Data about app and page elements:
=======

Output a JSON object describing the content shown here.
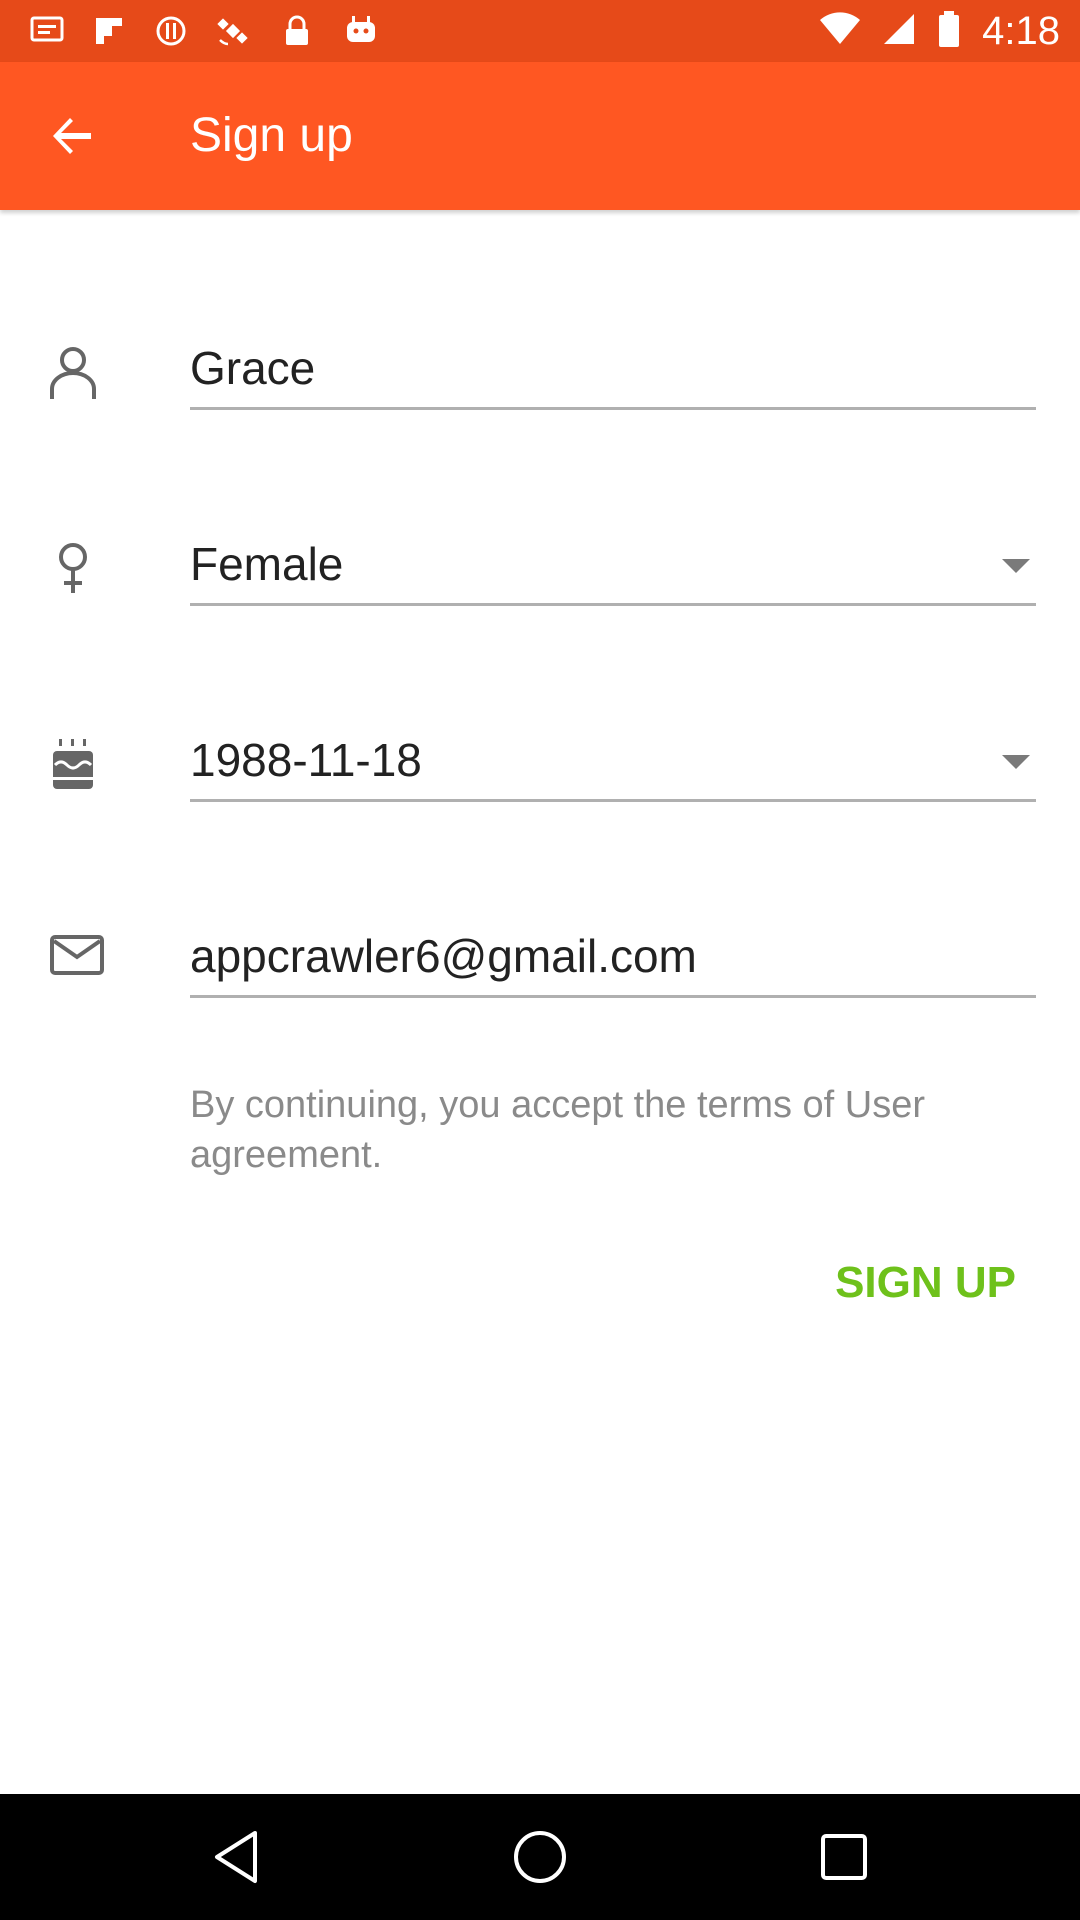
{
  "status_bar": {
    "time": "4:18",
    "icons": [
      "message-icon",
      "flipboard-icon",
      "alert-icon",
      "satellite-icon",
      "lock-icon",
      "android-icon"
    ],
    "right_icons": [
      "wifi-icon",
      "signal-icon",
      "battery-icon"
    ]
  },
  "app_bar": {
    "title": "Sign up",
    "back_icon": "arrow-back-icon"
  },
  "form": {
    "name": {
      "icon": "person-icon",
      "value": "Grace"
    },
    "gender": {
      "icon": "female-icon",
      "value": "Female"
    },
    "birthday": {
      "icon": "cake-icon",
      "value": "1988-11-18"
    },
    "email": {
      "icon": "mail-icon",
      "value": "appcrawler6@gmail.com"
    }
  },
  "terms_text": "By continuing, you accept the terms of User agreement.",
  "signup_label": "SIGN UP",
  "colors": {
    "status_bar": "#E64A19",
    "app_bar": "#FF5722",
    "accent_green": "#6EC11B",
    "nav_bar": "#000000"
  },
  "nav": [
    "back-icon",
    "home-icon",
    "recents-icon"
  ]
}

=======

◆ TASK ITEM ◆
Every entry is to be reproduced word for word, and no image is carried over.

◆ WRITTEN REPLY ◆
Output a JSON object describing the content shown here.
{
  "status_bar": {
    "time": "4:18",
    "icons": [
      "message-icon",
      "flipboard-icon",
      "alert-icon",
      "satellite-icon",
      "lock-icon",
      "android-icon"
    ],
    "right_icons": [
      "wifi-icon",
      "signal-icon",
      "battery-icon"
    ]
  },
  "app_bar": {
    "title": "Sign up",
    "back_icon": "arrow-back-icon"
  },
  "form": {
    "name": {
      "icon": "person-icon",
      "value": "Grace"
    },
    "gender": {
      "icon": "female-icon",
      "value": "Female"
    },
    "birthday": {
      "icon": "cake-icon",
      "value": "1988-11-18"
    },
    "email": {
      "icon": "mail-icon",
      "value": "appcrawler6@gmail.com"
    }
  },
  "terms_text": "By continuing, you accept the terms of User agreement.",
  "signup_label": "SIGN UP",
  "colors": {
    "status_bar": "#E64A19",
    "app_bar": "#FF5722",
    "accent_green": "#6EC11B",
    "nav_bar": "#000000"
  },
  "nav": [
    "back-icon",
    "home-icon",
    "recents-icon"
  ]
}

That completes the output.